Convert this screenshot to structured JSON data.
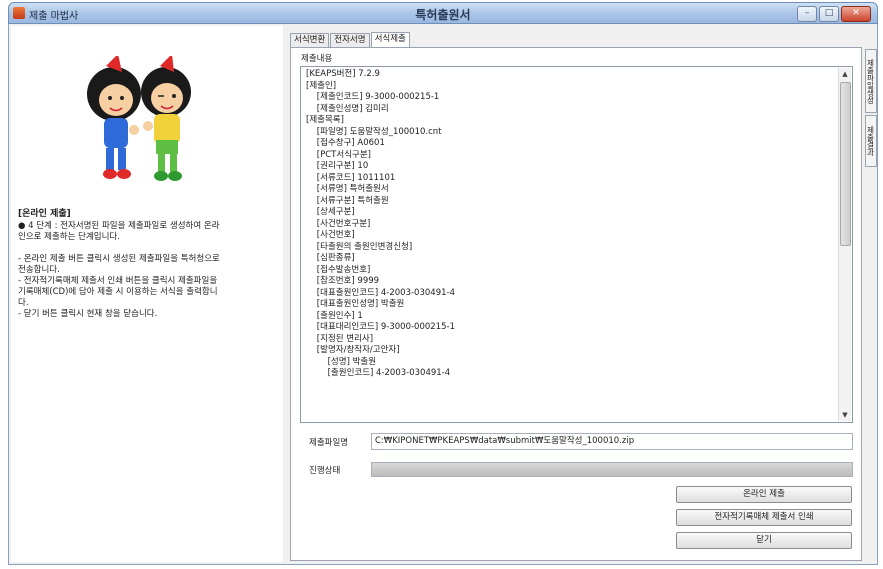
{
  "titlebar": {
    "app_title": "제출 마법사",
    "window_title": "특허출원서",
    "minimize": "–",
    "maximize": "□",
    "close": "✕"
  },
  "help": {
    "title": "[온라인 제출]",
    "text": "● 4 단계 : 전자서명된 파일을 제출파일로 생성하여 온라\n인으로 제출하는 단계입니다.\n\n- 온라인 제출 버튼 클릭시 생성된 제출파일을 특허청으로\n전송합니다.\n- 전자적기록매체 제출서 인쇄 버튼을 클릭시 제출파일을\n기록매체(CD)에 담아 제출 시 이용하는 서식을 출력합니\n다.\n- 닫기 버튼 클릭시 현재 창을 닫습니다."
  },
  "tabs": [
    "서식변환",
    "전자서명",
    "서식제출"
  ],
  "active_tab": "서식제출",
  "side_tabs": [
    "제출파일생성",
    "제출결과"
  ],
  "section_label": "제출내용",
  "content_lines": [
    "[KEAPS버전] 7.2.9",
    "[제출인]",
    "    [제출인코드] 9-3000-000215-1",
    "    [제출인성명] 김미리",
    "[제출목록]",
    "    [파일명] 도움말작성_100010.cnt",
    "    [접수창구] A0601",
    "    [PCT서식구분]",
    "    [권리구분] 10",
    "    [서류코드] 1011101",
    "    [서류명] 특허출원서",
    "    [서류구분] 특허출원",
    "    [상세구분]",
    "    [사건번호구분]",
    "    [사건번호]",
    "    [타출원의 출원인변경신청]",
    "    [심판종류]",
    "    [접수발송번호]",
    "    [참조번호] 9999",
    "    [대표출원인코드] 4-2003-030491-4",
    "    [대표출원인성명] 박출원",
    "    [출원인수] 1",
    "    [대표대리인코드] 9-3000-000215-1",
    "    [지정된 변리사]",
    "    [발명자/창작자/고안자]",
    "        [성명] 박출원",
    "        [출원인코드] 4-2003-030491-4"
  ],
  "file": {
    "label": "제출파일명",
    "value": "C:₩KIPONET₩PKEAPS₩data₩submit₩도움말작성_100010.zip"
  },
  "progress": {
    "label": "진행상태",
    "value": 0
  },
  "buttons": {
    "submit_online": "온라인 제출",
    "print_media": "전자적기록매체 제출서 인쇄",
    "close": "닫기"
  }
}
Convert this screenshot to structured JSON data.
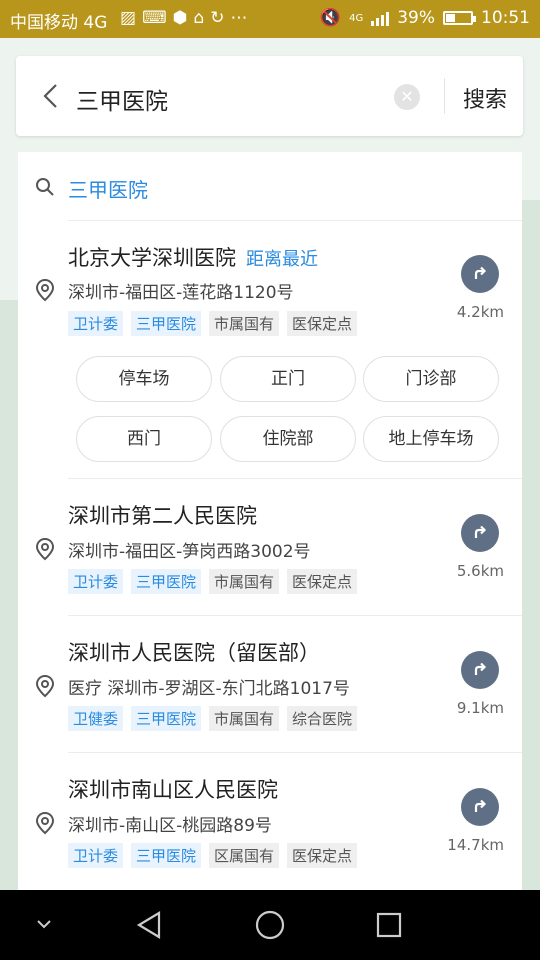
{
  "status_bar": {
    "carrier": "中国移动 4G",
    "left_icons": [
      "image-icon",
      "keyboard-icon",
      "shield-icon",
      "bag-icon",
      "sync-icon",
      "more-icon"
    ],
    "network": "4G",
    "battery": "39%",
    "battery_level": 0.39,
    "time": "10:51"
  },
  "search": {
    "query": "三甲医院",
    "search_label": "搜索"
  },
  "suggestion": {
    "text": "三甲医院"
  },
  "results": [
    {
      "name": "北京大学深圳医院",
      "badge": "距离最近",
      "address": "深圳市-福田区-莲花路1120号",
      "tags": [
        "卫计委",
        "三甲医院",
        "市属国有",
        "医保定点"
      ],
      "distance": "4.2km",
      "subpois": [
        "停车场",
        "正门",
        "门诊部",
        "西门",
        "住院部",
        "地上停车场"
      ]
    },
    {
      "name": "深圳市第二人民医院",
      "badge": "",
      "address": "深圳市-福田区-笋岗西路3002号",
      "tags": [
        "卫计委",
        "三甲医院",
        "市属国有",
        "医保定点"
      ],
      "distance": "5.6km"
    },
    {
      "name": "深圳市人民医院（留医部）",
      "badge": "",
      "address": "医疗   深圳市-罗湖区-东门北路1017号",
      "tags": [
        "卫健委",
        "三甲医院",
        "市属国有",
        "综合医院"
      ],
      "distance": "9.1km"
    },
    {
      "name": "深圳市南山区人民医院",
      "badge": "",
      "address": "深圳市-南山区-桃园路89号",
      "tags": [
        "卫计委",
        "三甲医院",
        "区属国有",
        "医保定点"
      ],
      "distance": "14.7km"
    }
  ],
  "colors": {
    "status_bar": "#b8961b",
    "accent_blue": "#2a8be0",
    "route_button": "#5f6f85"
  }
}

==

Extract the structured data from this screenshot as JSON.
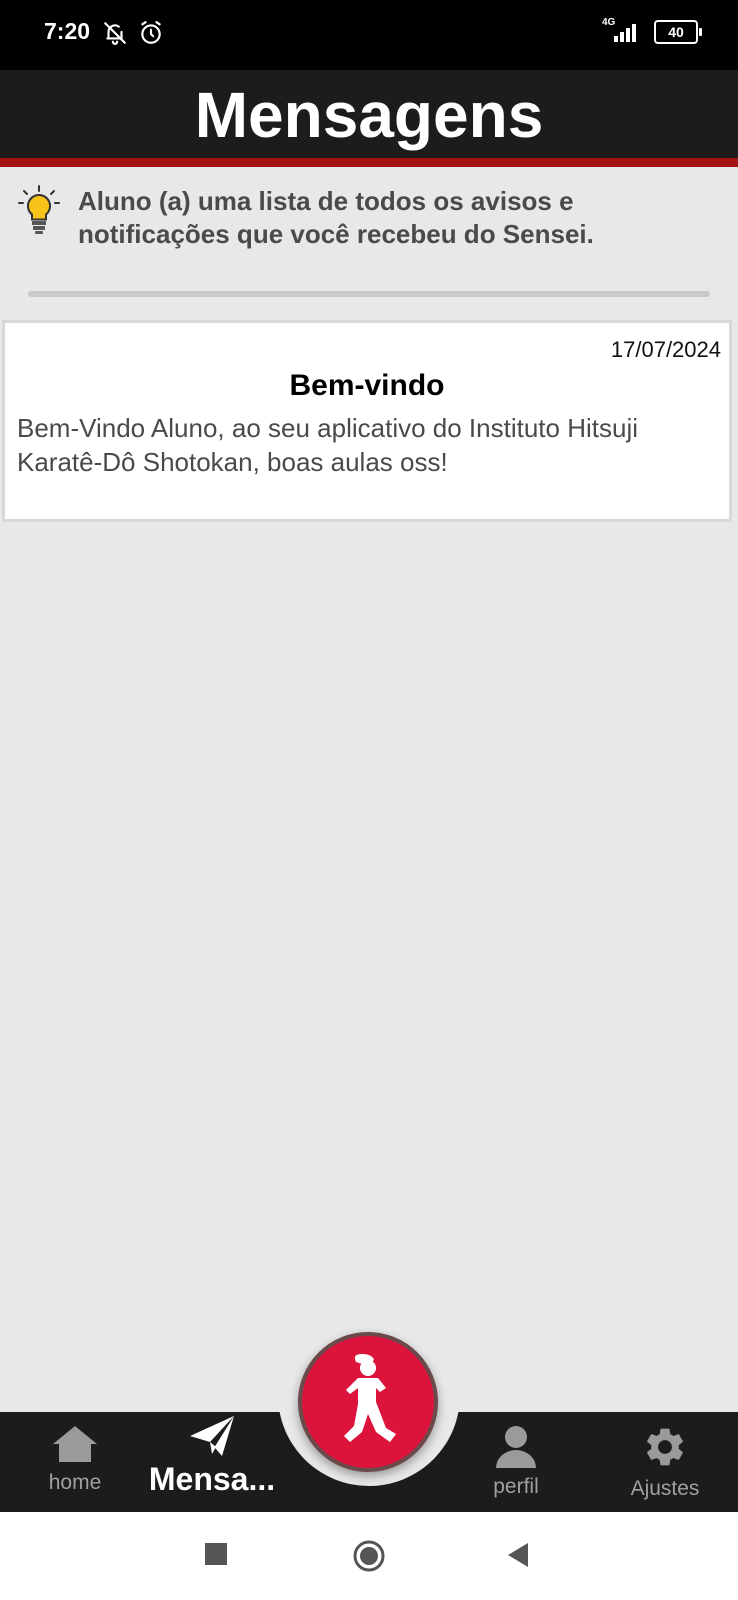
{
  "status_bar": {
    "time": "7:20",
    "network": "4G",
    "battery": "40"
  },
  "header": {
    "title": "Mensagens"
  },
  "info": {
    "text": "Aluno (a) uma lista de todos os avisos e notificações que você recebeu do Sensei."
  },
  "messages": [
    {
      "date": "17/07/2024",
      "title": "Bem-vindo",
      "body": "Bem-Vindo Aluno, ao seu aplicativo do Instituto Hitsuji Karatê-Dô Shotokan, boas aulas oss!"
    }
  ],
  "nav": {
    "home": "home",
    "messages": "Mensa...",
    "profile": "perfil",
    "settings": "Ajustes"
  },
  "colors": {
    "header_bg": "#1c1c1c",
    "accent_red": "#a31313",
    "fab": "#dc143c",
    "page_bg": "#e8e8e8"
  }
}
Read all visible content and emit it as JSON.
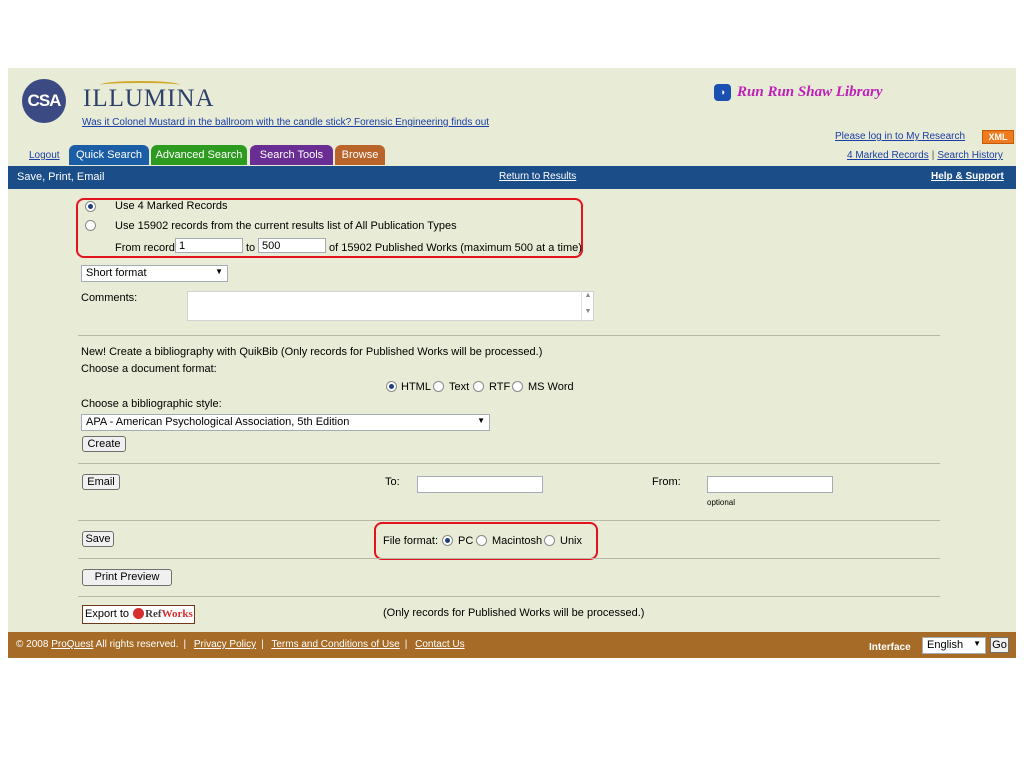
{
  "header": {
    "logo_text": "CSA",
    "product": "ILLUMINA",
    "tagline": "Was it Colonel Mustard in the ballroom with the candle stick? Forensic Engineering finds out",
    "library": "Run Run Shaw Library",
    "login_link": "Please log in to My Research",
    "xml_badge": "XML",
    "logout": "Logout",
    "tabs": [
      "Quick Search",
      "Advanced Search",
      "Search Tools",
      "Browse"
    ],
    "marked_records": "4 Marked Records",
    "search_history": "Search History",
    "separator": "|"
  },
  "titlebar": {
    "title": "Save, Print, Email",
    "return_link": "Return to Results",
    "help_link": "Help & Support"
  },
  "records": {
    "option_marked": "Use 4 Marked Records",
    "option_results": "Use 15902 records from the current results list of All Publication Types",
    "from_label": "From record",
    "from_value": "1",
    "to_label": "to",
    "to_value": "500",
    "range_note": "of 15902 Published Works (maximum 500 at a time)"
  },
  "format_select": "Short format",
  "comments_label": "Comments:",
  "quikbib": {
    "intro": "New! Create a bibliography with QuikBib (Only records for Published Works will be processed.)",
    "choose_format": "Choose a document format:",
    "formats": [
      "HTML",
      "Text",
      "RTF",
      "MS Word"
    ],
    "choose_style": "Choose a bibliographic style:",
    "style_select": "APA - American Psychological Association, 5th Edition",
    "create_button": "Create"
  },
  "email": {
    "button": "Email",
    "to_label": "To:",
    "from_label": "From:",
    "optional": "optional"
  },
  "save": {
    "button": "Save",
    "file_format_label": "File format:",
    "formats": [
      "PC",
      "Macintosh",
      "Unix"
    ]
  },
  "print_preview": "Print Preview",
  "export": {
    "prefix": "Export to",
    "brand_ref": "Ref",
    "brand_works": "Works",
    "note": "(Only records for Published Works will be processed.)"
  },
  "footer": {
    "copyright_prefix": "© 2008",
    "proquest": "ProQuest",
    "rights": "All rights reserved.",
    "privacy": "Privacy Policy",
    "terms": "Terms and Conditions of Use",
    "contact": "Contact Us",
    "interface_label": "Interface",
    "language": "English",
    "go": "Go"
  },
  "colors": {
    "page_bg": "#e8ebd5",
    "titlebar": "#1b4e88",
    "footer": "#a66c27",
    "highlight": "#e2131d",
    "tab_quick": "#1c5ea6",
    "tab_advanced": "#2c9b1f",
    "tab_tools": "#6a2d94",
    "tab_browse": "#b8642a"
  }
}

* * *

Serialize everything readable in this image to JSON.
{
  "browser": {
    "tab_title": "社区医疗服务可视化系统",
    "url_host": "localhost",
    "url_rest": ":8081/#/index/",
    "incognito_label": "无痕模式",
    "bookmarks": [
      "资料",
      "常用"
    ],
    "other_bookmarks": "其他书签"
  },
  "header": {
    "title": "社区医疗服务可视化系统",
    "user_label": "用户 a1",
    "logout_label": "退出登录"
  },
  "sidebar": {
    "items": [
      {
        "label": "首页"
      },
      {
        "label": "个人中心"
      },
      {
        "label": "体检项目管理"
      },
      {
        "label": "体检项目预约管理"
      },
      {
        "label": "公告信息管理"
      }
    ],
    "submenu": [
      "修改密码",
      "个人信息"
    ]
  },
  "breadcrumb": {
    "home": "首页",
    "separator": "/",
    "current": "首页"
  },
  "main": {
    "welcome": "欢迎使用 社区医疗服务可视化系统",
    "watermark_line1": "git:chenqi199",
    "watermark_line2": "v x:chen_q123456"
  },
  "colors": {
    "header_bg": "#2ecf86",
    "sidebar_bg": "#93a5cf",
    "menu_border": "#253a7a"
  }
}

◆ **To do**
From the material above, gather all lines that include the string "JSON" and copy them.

◆ **Written reply**
Convert this screenshot to structured JSON data.
Convert this screenshot to structured JSON data.
Extract the structured data from this screenshot as JSON.
Read all visible content and emit it as JSON.
Serialize everything readable in this image to JSON.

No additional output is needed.